Tape Delay (2014) / Lukas Jakob Löcker (AT)
“Tape Delay” is an analog work that invites visitors to experiment with sounds, noise and their own voice. Since the 1950s, the tape-delay sound effect technique has been an essential element in many musical genres. To achieve it, audio signals from a microphone are recorded to an audiotape and played back after a specified time has elapsed. Since the tape is spliced together to form a loop, the sounds audible in the installation space are played back again on the same audiotape. As a result, the quality of the original recording changes over time. The analog technology permits installation visitors to listen in on the past, so to speak, and leave behind personal tonal traces.
T-TWEE (2014) / Christina Dellemeschnig (AT)
The business model of Facebook, Twitter & Co. is based on their users’ data—gathering it, analyzing it and selling it to others. “T-TWEE” deals with the interrelationship between wholesaling personal data and global financial flows, and also builds a bridge between a digital medium and an analog one. Randomly selected tweets are punched, character for character, into a paper tape and then made audible by feeding the tape through an analog music box. Depending on the current price of Twitter Inc.’s stock (which is visible on the small display), the music box’s motor is set in motion.
Works presented in or created for Deep Space
movie puzzle / Katharina Gruber
Excerpts from animated sequences by Czech filmmaker Jan Švankmajer constitute this work’s point of departure. The excerpts were cut into nine “pieces of footage” of equal length and projected onto Deep Space’s floor. Visitors can walk on the randomly arranged sequences and thereby change their position. The point is to reassemble these constantly changing lengths of footage into a complete video. To achieve this, several visitors have to reach an agreement and work together.
Sinus / Simon Krenn
“Sinus” was inspired by parametric algorithms used by architectural planners, and based on the principles of the Golden Ratio or Fibonacci sequence of numbers. Simon Krenn sought a way to integrate sine and cosine functions into a visual, interactive program. To do so, he translated mathematical principles into a program code that he then inserted into an interactive program. Finally, he optimized the graphic output of the waves and added in several subtle effects. The result speaks for itself!

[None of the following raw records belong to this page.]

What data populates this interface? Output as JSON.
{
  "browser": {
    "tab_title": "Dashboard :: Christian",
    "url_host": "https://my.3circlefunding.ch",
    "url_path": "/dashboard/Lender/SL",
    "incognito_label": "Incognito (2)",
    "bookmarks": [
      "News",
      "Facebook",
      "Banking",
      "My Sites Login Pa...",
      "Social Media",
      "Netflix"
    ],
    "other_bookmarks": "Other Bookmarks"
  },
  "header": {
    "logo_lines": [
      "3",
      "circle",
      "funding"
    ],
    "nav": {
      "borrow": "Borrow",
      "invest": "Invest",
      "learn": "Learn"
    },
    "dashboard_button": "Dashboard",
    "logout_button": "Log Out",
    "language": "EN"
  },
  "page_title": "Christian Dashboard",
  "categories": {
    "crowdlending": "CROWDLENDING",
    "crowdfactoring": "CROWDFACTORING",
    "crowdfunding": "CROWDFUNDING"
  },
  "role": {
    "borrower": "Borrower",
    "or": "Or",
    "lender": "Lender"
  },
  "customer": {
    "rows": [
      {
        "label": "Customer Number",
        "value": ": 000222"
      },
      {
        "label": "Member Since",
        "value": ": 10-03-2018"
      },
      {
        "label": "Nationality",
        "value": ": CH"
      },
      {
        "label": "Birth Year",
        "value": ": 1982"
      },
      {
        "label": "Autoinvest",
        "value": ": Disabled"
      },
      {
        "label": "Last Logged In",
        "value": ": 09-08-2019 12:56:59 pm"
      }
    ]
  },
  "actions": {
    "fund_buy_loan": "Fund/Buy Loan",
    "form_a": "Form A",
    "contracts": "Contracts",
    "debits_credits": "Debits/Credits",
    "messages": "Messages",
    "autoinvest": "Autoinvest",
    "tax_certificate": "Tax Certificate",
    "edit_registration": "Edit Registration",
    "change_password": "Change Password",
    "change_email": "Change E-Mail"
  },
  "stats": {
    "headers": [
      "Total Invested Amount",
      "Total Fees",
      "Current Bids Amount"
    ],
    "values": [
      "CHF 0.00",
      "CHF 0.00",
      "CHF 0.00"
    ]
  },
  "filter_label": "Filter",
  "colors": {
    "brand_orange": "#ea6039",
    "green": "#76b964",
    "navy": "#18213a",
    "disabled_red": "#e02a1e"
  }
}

Untitled (GEOMETRIC SOUNDSCAPE) / Clemens Niel
Clemens Niel’s work invites visitors to take an experimental approach to dealing with the interrelationships among sound, visualization, motion and position in space.
solar system / Moritz Rathke
“solar system” is an interactive world of imagery in which walk-on sliders and buttons projected onto Deep Space’s floor enable visitors to modify planet-like objects and move them around. The so-called navigation area, the central control element, makes possible this motion in three-dimensional space.
TS19 (Video) / Ferenc Hirt
Image and sound—actually two discrete elements—are usually amalgamated into a unitary whole in our minds, and most of us take this completely for granted. This invisible linkup is made visible in an animated film entitled “TS19.” Although none of the individual points are literally connected to one another, they’re clearly part of a reciprocal interrelationship and thus reflect the invisible connection that prevails.